Additionally, specially allocated GWOT funding has helped the SF soldier by getting him the right equipment and getting the groups healthy in the areas of the right equipment and resources. The challenge now is to find the right baseline budget in the upcoming years to continue properly resourcing the SF soldier.

Q: Is there anything else you would like to add?
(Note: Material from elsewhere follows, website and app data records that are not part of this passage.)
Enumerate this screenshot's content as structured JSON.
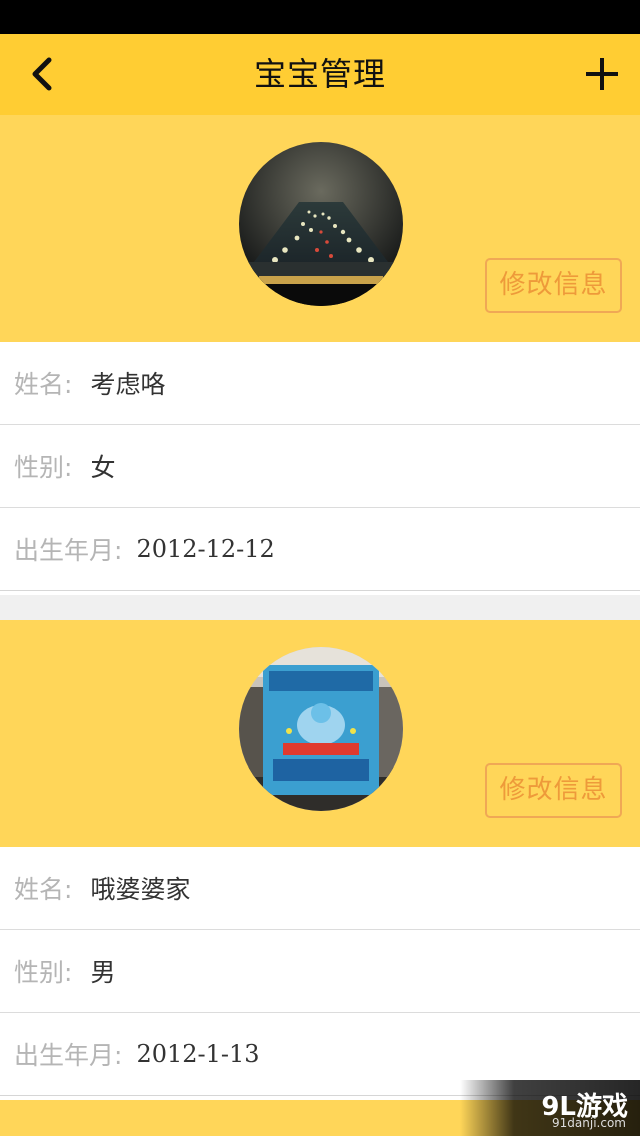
{
  "header": {
    "title": "宝宝管理",
    "back_icon": "chevron-left-icon",
    "add_icon": "plus-icon"
  },
  "babies": [
    {
      "edit_label": "修改信息",
      "name_label": "姓名:",
      "name": "考虑咯",
      "gender_label": "性别:",
      "gender": "女",
      "birth_label": "出生年月:",
      "birth": "2012-12-12",
      "avatar": "night-traffic-photo"
    },
    {
      "edit_label": "修改信息",
      "name_label": "姓名:",
      "name": "哦婆婆家",
      "gender_label": "性别:",
      "gender": "男",
      "birth_label": "出生年月:",
      "birth": "2012-1-13",
      "avatar": "product-box-photo"
    }
  ],
  "watermark": {
    "logo": "9L游戏",
    "url": "91danji.com"
  },
  "colors": {
    "nav_bg": "#ffcd33",
    "header_bg": "#ffd659",
    "edit_accent": "#ee9a3a",
    "label_gray": "#b5b5b5"
  }
}
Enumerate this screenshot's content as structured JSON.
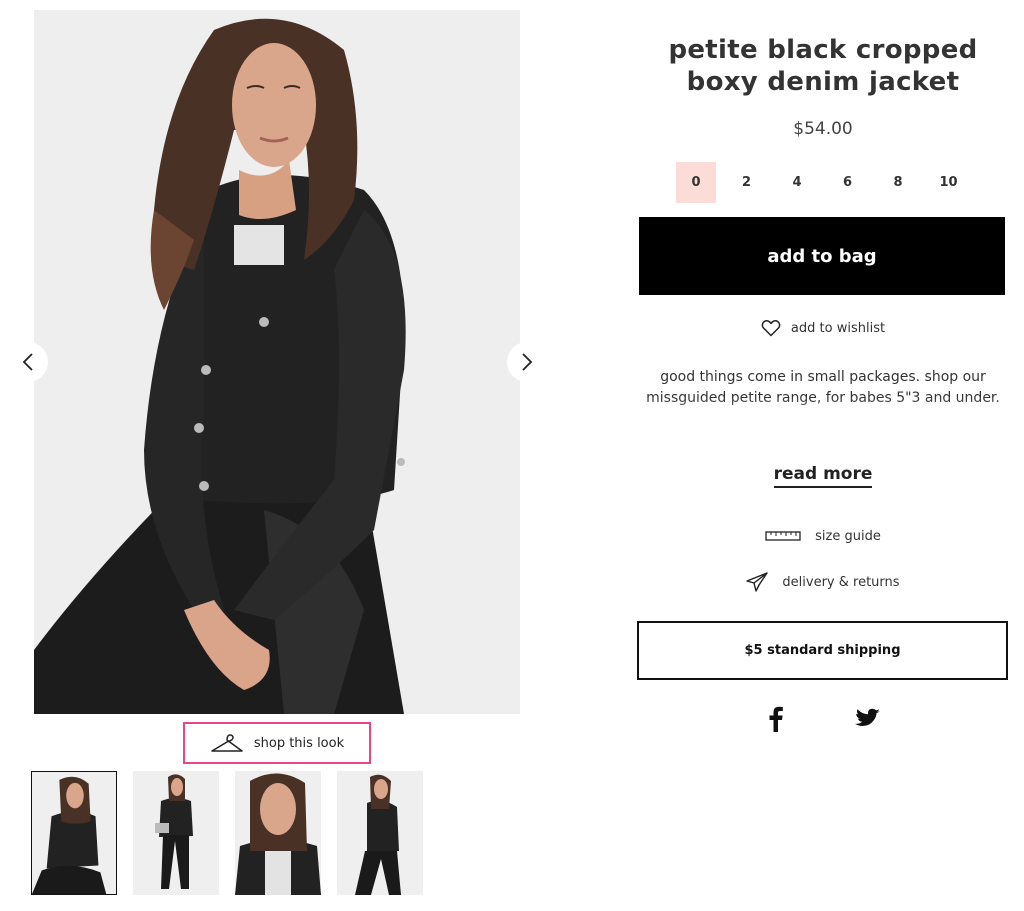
{
  "product": {
    "title_line1": "petite black cropped",
    "title_line2": "boxy denim jacket",
    "price": "$54.00",
    "sizes": [
      "0",
      "2",
      "4",
      "6",
      "8",
      "10"
    ],
    "selected_size": "0",
    "add_to_bag_label": "add to bag",
    "wishlist_label": "add to wishlist",
    "description": "good things come in small packages. shop our missguided petite range, for babes 5\"3 and under.",
    "read_more_label": "read more",
    "size_guide_label": "size guide",
    "delivery_label": "delivery & returns",
    "shipping_label": "$5 standard shipping"
  },
  "gallery": {
    "shop_the_look_label": "shop this look",
    "thumbnail_count": 4,
    "active_thumbnail": 1
  },
  "social": [
    "facebook-icon",
    "twitter-icon"
  ],
  "colors": {
    "selected_size_bg": "#fcdcd6",
    "shop_look_border": "#e8468c",
    "button_bg": "#000000"
  }
}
A: I welcome the opportunity to tell your readers and all Americans how very proud they should be of their Special Forces warriors. These men are absolutely among America’s very best. From the earliest days of this fight, Special Forces have undertaken some of the most dangerous and critical missions against the enemies of our nation and freedom-loving people everywhere. Whether in Afghanistan, Iraq, the Philippines, Colombia or wherever the call sounds, these small groups of incredibly competent and self-reliant men from both the active and National Guard components of Special Forces, operating alone or with their indigenous counterparts, are aggressively executing their unconventional warfare tasks on behalf of the American people. Their record is one of enduring heroism, valor, honor and success.

This dedication and commitment does not come without cost, obviously. Our families consistently show incredible resolve and resilience in the face of the stresses imposed by multiple deployments of husbands and fathers to combat zones. Of course, this is massively compounded in the face of casualties. As with all of our brothers-in-arms since 9/11, Special Forces soldiers have fallen on the field of battle, or suffered grievous, life-affecting wounds. The phenomenal courage and heart exhibited by our surviving wives and families, parents and siblings, by wounded men waging a new fight towards recovery is both humbling and inspiring beyond the ability of words to convey. I would certainly encourage your readers and all whom they in turn touch to reach out to these heroes in any way possible.

Since 1952, Special Forces soldiers and units have exemplified our motto, De Oppresso Liber—To Liberate the Oppressed. Never has this been more true than today. America’s premier unconventional warriors are out there now, as you read these words, fighting and working to make this a better world. Keep them in your prayers.

De Oppresso Liber

Strength and Honor

2 comments:

doublearr said...

Now a Maj Gen, Mr Mulholland is a true Amercian Hero. One that will stand out in this and past years fighting for the right too be free.

doublearr said...

1 Comment -Show Original Post

doublearr said...
Now a Maj Gen, Mr Mulholland is a true Amercian Hero. One that will stand out in this and past years fighting for the right too be free